* _ASSIGNMENT_
Whenever the word "icon" turns up in a line of the data below, copy that line.

[Entries from a dataset of interfaces]
_ _ _ _
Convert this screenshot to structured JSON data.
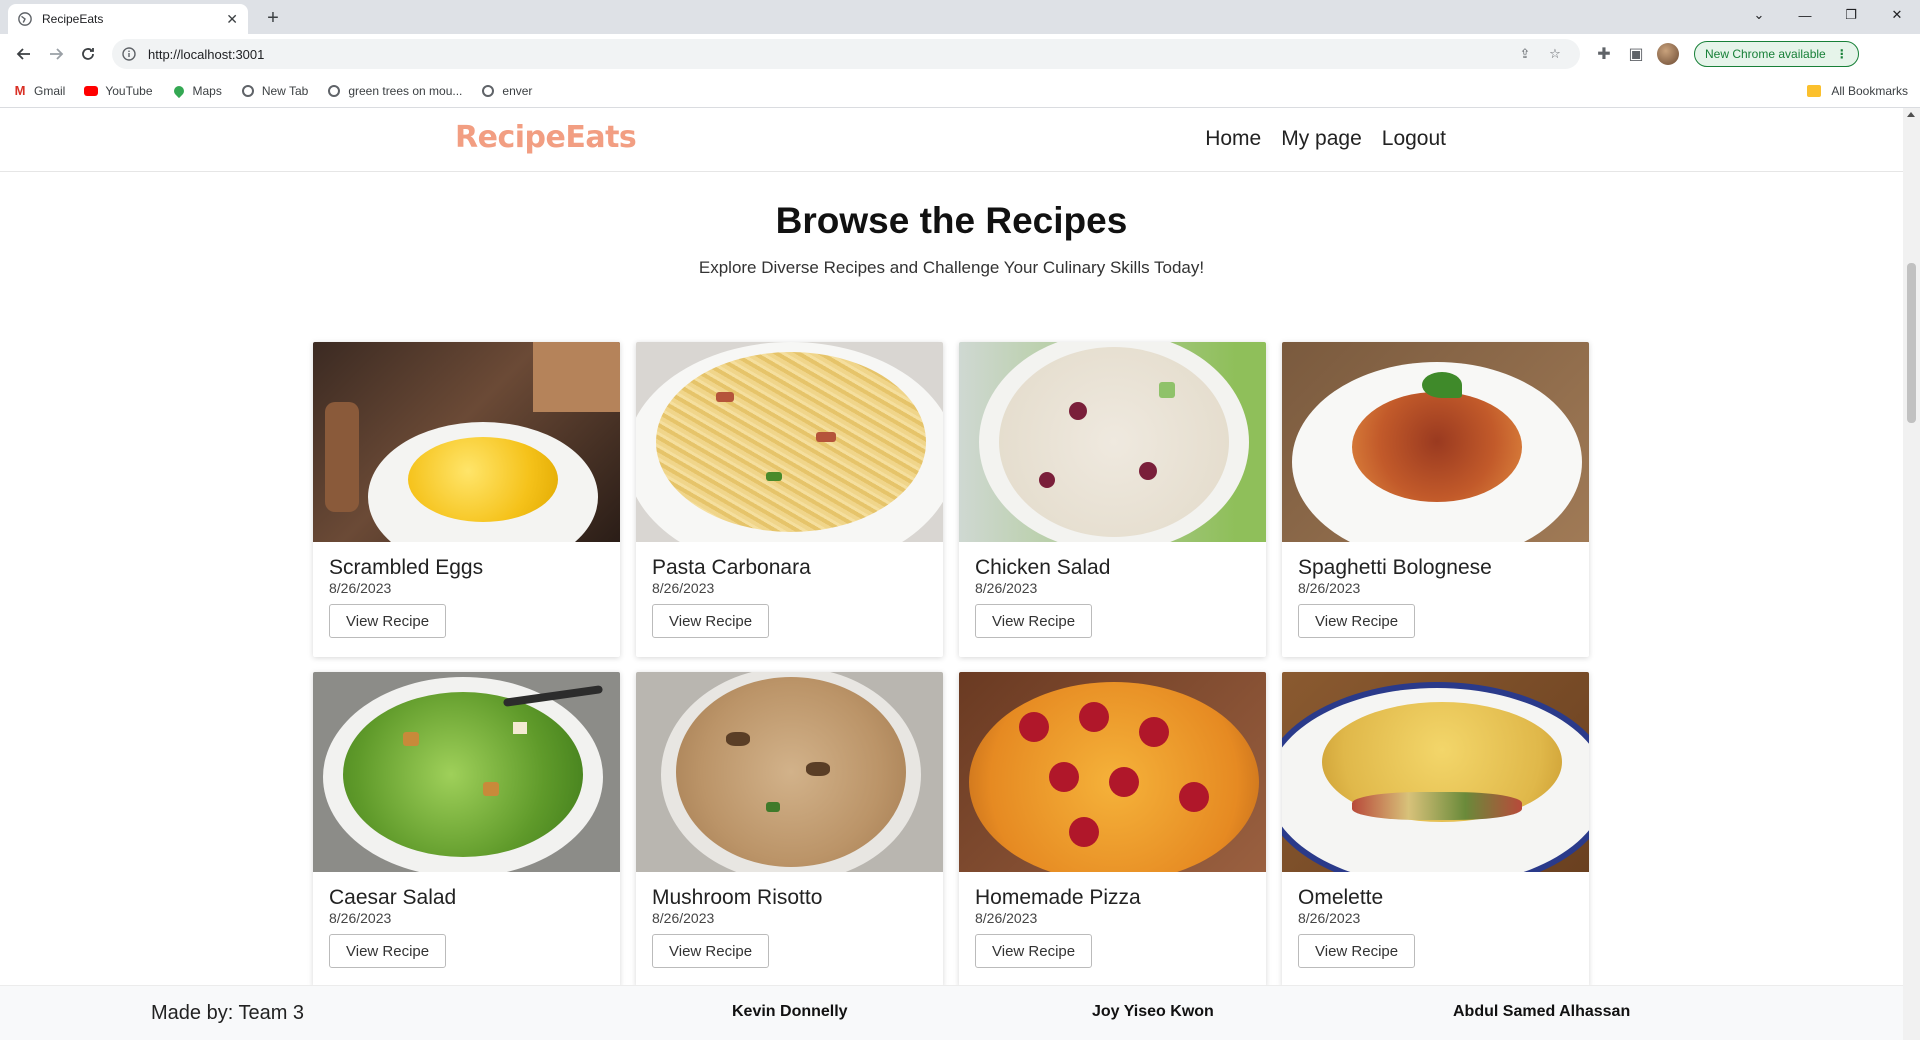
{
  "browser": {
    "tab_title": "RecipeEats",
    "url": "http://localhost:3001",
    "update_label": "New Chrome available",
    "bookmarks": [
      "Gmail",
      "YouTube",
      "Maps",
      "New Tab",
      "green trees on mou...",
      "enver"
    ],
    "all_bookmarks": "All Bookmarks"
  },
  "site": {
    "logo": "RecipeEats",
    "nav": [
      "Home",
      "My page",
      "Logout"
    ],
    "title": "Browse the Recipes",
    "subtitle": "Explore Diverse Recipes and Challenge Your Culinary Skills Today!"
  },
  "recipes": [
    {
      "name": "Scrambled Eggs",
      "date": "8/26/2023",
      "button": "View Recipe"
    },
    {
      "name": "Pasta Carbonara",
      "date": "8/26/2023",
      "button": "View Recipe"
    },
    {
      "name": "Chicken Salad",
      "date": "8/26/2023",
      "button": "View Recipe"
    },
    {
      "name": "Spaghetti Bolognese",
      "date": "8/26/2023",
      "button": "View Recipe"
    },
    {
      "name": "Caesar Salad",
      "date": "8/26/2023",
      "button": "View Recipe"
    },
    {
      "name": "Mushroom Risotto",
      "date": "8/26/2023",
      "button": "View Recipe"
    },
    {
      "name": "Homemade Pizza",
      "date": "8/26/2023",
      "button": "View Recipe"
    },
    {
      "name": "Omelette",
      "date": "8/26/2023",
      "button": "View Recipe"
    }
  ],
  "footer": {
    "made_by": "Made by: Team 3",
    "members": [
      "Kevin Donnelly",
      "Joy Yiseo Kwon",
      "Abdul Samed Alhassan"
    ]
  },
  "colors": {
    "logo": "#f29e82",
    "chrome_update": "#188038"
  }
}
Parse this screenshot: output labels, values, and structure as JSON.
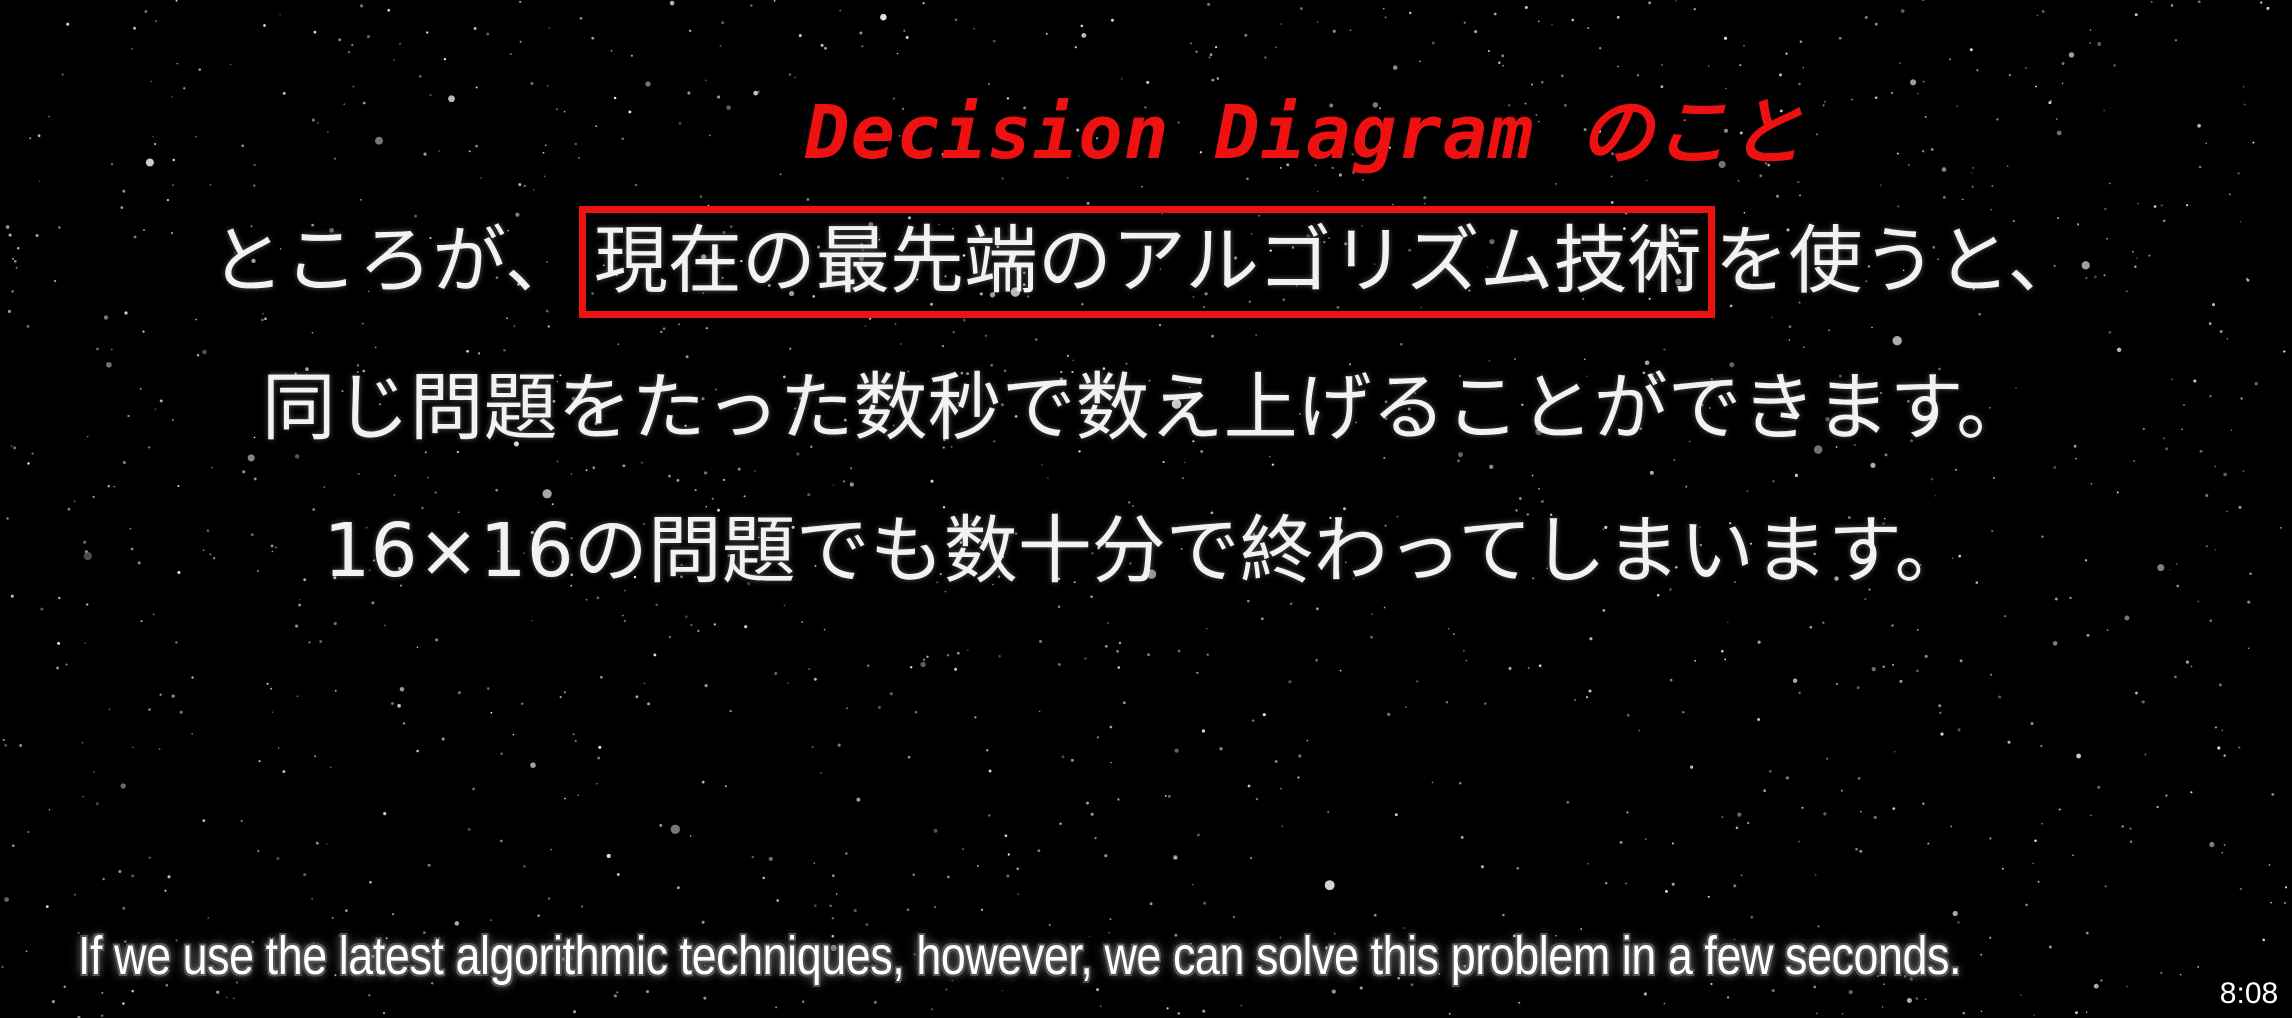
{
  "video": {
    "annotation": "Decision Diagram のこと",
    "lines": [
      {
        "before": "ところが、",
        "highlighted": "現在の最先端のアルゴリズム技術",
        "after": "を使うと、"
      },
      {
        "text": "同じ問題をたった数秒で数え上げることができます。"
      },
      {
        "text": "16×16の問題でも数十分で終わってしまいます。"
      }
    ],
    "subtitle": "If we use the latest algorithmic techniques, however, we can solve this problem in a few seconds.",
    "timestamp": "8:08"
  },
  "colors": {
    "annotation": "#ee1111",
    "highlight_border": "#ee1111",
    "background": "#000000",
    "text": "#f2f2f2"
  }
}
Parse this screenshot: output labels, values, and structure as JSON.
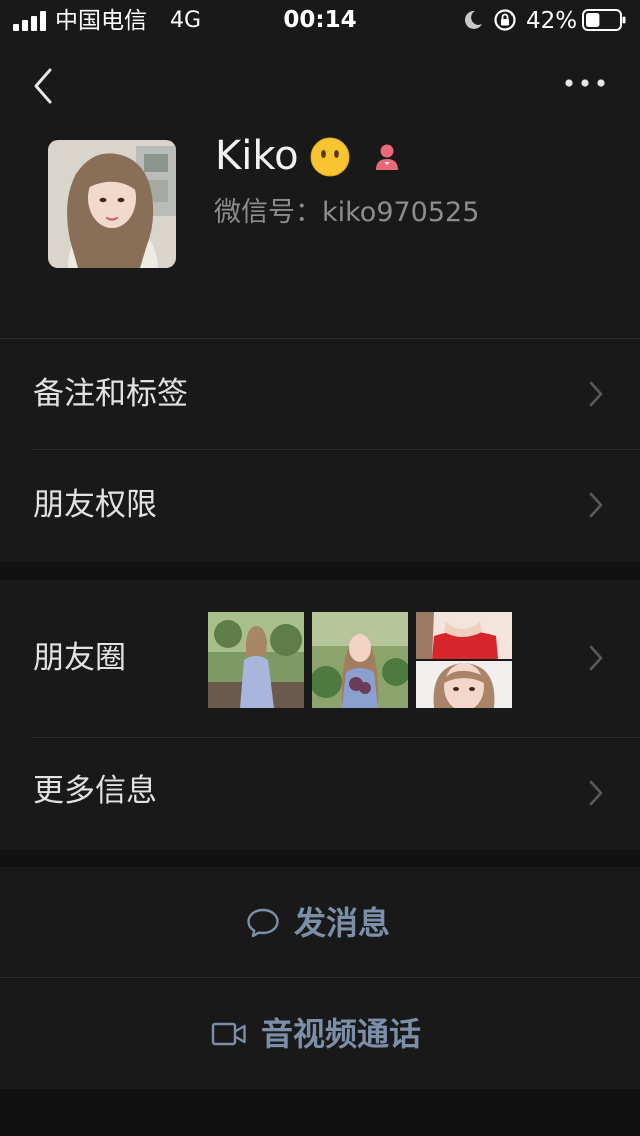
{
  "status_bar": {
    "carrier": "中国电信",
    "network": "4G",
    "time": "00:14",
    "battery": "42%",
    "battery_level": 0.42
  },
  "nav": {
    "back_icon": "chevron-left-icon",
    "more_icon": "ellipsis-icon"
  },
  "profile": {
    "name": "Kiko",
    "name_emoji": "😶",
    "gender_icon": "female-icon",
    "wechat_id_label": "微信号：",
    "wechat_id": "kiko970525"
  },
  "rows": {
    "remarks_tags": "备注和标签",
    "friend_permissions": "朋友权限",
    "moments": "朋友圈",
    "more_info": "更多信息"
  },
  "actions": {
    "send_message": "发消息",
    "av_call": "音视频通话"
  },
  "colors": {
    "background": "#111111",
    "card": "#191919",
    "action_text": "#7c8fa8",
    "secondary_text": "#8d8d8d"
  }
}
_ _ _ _
* _PROBLEM SOLUTION_
    "back_icon": "chevron-left-icon",
    "more_icon": "ellipsis-icon"
    "gender_icon": "female-icon",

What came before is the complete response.